Crashing Heaven (SF) - Al Robertson ****

There's an engaging mix of powerful thriller and science fiction in this impressive novel. After the Earth has been rendered uninhabitable, human life is limited to vast space station. Our central character, Jack, has a symbiotic artificial intelligence, Hugo Fist, designed to destroy other AIs in a mysterious collective that is said to have committed an atrocity - but with a kick in the tail that because of an unbreakable contract, Fist will take over Jack's body in a few weeks' time.

Al Robertson packs remarkable technology concepts into the cyber side of this story, from AI corporations that act as a pantheon of gods to the 'puppet' that is Fist (he usually come across as a virtual cross between Mr Punch and an evil ventriloquist's dummy). Robertson does all the cyber stuff so well that it's easy to miss that this is, in effect, a myth in electronic clothing - you could substitute the myths of 'real' Greek gods and magic for what happens here. Alt…

The Science of Food - Marty Jopson ****

This is a tasty little volume, packed with kitchen-based science. I must admit, when I saw that the author was the One Show's science expert and Marty Jopson's author photo has that 'Hey, I'm a mad scientist, kids!' look, my heart fell - I was sure the book would be the written equivalent of a 'Wow, look, aren't I clever, I can make this go bang!' science show - but, in fact, it's packed full of (appropriately) meaty scientific content.

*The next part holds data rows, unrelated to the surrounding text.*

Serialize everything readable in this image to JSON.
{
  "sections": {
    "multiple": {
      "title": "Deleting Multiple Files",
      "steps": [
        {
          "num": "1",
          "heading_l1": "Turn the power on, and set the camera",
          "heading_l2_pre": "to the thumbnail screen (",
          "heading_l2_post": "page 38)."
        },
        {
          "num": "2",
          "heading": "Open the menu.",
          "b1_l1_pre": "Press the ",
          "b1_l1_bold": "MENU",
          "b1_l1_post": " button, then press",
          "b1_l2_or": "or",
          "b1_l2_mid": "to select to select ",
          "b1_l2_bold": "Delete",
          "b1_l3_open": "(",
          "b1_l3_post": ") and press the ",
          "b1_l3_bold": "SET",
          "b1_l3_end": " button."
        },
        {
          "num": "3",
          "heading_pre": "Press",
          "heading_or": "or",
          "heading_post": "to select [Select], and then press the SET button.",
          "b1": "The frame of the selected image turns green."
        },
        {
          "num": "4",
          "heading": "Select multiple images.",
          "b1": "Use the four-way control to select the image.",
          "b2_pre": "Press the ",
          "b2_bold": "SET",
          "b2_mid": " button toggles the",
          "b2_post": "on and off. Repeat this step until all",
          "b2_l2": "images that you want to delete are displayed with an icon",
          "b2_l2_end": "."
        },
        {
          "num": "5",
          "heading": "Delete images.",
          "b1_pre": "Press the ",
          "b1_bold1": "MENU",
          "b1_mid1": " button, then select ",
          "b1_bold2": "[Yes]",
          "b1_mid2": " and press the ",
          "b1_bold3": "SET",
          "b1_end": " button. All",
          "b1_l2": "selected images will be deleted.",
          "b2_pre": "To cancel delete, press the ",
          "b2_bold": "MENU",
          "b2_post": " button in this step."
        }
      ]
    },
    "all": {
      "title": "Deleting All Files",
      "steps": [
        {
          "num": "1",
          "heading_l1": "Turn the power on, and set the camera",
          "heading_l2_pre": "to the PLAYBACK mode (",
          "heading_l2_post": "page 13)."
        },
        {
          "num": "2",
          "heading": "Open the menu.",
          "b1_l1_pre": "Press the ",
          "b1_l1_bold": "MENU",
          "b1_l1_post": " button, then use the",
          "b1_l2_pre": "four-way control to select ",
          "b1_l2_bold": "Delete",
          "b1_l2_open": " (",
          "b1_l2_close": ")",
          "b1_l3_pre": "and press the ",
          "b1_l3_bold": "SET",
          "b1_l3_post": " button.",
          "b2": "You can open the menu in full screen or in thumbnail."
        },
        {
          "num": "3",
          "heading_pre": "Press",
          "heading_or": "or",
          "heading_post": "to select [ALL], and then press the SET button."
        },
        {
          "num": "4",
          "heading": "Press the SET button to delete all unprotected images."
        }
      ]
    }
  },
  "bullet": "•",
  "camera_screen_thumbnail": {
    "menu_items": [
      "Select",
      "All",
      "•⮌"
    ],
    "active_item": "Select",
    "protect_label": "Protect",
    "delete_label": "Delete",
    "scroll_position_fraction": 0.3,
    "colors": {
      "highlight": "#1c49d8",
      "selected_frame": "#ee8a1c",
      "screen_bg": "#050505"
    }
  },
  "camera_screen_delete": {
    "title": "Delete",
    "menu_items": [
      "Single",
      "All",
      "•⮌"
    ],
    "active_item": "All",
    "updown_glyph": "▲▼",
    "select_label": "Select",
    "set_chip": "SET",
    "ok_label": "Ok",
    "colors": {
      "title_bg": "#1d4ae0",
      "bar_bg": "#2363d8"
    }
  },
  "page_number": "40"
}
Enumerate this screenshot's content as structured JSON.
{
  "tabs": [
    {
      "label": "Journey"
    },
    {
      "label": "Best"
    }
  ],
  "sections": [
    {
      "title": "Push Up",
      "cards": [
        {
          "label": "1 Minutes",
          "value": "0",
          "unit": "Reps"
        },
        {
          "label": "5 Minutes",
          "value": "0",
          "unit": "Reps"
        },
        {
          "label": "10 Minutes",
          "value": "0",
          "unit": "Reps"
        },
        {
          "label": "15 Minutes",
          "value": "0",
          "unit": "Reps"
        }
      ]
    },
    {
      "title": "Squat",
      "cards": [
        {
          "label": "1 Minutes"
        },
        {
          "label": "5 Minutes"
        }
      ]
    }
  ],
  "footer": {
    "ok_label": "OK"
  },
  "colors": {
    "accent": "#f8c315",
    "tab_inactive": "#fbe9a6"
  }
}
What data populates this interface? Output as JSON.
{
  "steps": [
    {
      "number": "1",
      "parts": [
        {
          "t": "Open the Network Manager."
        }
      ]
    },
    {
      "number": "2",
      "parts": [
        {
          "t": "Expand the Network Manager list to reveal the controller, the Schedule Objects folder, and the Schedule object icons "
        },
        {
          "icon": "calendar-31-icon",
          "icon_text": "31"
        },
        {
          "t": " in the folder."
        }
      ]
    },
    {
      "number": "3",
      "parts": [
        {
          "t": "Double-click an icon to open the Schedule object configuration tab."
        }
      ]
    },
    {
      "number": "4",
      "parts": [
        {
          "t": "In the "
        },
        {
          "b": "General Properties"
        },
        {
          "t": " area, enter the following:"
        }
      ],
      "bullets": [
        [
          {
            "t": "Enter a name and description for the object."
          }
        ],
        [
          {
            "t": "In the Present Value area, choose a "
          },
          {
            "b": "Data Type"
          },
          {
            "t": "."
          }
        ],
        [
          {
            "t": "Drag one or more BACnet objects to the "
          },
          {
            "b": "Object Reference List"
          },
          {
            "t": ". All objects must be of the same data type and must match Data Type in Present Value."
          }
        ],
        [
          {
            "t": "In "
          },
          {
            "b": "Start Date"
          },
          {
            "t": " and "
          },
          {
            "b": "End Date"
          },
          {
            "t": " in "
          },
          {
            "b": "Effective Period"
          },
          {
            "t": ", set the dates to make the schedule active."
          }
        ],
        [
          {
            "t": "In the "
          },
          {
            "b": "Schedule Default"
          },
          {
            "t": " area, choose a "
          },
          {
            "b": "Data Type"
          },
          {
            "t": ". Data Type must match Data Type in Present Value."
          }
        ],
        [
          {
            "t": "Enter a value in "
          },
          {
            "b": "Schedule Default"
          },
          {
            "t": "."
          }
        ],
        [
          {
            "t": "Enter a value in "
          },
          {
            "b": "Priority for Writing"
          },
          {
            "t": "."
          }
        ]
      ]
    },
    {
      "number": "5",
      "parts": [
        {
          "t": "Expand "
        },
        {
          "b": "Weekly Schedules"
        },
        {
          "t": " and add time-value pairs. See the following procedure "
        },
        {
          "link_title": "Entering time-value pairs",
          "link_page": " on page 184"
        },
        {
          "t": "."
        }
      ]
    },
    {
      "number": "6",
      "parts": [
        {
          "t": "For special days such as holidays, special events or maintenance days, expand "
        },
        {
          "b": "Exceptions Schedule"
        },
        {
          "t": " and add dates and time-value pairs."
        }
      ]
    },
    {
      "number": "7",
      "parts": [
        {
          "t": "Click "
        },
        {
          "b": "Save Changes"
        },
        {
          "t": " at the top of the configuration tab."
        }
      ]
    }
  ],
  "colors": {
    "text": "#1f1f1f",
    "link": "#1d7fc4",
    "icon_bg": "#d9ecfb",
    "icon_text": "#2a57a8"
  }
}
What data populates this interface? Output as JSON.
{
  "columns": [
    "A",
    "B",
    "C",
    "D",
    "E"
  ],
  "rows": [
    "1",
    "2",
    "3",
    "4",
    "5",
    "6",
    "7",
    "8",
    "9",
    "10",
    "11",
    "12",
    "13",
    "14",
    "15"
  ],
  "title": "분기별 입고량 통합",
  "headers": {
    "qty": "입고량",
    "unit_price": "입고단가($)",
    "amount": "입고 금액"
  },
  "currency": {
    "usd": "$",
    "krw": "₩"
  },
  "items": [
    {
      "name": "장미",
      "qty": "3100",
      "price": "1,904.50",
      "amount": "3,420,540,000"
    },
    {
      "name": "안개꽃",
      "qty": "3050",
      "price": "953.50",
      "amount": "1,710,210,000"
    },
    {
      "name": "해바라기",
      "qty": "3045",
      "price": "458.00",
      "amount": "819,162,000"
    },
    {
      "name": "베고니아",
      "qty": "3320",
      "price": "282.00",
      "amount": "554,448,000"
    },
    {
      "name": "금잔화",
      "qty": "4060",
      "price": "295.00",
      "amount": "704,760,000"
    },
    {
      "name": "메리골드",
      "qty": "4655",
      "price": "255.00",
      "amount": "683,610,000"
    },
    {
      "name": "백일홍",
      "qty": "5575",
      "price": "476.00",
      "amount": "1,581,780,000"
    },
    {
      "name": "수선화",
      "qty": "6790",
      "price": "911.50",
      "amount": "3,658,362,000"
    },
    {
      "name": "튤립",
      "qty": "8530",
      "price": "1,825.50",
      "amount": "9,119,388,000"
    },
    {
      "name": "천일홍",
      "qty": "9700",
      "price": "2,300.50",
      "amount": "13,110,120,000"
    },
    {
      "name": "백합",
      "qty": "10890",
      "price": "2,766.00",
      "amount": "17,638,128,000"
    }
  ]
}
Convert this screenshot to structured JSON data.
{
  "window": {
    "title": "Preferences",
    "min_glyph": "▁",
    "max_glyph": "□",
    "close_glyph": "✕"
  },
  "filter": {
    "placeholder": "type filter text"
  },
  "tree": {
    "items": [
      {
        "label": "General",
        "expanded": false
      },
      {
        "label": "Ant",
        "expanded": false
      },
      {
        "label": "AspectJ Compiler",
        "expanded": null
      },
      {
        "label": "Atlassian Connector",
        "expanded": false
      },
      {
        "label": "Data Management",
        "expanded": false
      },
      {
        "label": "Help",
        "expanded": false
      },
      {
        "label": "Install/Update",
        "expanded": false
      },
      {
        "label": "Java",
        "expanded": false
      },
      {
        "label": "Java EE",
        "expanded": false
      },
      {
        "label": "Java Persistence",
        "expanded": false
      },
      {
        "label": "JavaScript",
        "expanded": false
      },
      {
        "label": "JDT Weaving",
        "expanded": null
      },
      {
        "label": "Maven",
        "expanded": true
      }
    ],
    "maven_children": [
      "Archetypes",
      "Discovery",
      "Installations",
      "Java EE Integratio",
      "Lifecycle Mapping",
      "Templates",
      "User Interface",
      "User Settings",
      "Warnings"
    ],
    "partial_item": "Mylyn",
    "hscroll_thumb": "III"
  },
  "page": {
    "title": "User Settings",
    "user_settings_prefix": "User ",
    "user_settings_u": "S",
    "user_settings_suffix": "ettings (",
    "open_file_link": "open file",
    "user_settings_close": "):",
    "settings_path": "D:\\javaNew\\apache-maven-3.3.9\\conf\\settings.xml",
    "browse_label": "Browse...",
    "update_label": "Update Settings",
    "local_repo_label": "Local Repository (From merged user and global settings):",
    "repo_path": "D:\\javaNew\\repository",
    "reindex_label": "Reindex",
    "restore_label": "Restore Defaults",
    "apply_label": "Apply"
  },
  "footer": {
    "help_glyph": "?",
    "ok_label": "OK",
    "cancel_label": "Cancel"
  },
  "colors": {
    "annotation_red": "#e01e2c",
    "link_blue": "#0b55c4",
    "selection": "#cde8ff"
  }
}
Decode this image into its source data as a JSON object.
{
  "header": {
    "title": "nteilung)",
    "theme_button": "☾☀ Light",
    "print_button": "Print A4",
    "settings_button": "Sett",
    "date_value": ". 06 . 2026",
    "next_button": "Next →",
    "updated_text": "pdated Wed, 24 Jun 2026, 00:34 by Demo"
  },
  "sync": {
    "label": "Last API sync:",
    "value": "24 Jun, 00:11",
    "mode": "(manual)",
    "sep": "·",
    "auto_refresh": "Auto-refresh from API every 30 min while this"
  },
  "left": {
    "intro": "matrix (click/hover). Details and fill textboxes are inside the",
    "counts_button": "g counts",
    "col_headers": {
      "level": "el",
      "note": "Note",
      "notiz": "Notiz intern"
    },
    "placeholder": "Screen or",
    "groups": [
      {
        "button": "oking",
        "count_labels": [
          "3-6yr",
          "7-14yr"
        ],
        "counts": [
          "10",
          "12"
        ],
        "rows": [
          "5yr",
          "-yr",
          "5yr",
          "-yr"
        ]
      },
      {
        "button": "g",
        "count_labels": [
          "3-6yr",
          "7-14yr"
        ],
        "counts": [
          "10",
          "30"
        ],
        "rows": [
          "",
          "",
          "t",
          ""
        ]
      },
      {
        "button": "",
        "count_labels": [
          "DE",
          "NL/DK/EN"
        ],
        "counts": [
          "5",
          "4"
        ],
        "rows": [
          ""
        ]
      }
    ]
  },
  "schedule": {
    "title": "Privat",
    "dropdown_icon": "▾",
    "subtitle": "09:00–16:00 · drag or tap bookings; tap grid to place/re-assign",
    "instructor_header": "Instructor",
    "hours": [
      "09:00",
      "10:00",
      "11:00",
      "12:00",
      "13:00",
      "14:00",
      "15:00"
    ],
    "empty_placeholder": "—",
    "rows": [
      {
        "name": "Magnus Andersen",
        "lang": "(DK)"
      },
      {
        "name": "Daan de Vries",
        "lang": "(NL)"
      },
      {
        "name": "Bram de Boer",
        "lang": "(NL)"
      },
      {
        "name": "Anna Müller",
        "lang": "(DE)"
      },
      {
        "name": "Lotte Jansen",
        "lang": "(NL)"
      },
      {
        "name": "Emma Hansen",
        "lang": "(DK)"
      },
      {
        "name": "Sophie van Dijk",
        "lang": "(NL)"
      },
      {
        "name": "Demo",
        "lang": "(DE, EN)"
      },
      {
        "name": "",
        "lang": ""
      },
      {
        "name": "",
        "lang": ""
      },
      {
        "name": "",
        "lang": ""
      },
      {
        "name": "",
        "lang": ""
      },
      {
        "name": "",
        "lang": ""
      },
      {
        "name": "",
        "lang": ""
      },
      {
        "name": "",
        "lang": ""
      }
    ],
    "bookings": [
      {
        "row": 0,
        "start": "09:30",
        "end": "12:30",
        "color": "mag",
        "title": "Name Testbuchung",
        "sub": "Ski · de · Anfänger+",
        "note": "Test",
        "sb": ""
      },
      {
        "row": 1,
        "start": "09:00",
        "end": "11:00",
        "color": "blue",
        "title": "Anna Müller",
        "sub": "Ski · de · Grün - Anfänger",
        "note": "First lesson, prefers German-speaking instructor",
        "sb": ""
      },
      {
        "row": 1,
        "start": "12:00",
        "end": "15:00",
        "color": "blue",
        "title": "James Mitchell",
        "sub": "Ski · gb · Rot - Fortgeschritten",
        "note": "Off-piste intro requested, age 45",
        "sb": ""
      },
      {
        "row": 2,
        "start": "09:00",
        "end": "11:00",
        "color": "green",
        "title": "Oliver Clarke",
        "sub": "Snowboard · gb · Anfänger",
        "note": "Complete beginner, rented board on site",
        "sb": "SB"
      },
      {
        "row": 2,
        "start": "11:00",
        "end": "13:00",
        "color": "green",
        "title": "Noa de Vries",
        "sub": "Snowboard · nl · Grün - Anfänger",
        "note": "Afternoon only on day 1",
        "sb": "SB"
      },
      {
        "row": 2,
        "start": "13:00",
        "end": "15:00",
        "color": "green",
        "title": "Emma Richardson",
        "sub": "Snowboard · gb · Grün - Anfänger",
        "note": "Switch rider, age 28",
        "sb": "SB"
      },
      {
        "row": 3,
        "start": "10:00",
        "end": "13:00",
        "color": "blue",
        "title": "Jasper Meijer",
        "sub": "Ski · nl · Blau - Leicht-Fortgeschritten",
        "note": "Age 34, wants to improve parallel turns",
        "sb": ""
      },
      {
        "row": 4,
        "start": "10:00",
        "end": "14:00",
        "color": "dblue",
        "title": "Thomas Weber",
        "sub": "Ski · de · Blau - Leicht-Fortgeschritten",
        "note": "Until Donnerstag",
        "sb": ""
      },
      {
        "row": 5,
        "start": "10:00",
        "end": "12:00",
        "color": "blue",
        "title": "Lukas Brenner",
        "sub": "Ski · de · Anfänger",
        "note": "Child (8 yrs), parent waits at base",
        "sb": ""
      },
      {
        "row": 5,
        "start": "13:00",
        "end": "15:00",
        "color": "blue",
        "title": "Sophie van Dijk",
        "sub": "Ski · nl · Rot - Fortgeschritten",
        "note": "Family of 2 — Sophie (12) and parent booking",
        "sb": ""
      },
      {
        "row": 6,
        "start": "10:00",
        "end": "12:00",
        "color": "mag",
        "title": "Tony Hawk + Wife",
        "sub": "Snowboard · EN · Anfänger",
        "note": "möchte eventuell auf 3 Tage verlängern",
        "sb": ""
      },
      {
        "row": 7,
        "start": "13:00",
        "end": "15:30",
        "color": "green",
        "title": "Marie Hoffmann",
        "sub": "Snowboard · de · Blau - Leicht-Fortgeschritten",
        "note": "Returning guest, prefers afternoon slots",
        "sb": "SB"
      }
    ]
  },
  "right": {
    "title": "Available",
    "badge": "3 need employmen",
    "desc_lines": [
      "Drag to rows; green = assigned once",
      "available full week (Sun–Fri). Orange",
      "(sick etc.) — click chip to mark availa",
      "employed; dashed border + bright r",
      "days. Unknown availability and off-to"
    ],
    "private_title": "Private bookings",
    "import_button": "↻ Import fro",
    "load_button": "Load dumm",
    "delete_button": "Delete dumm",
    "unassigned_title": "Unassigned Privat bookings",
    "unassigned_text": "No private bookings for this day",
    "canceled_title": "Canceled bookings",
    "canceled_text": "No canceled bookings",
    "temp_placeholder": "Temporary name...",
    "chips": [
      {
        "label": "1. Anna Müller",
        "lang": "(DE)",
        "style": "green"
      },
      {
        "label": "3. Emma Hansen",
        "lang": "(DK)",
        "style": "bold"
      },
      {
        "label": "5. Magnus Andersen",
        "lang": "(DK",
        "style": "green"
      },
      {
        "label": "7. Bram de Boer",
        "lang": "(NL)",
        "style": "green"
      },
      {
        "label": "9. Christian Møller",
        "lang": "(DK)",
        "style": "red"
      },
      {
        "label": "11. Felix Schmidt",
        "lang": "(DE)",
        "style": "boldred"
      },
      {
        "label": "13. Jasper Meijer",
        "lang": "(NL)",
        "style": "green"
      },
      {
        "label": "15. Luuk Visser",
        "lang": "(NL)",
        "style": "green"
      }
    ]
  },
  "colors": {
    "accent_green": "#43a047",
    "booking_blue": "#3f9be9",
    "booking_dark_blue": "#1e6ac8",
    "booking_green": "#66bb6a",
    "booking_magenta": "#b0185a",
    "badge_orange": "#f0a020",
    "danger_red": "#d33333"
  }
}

I was really pleased that Jopson didn't stick purely to the chemistry of cooking, but launched with the working of some familiar kitchen gadgets - there was genuinely fascinating reading to be had about apparently humdrum equipment in the form of the physics and materials science of a knife and chopping board. And Jopson took us into industrial kitchens too, to reveal, for example, the remarkable process required to make puffed wheat.

Inevitably, the chemistry of cooking - how, for example, proteins denature and em…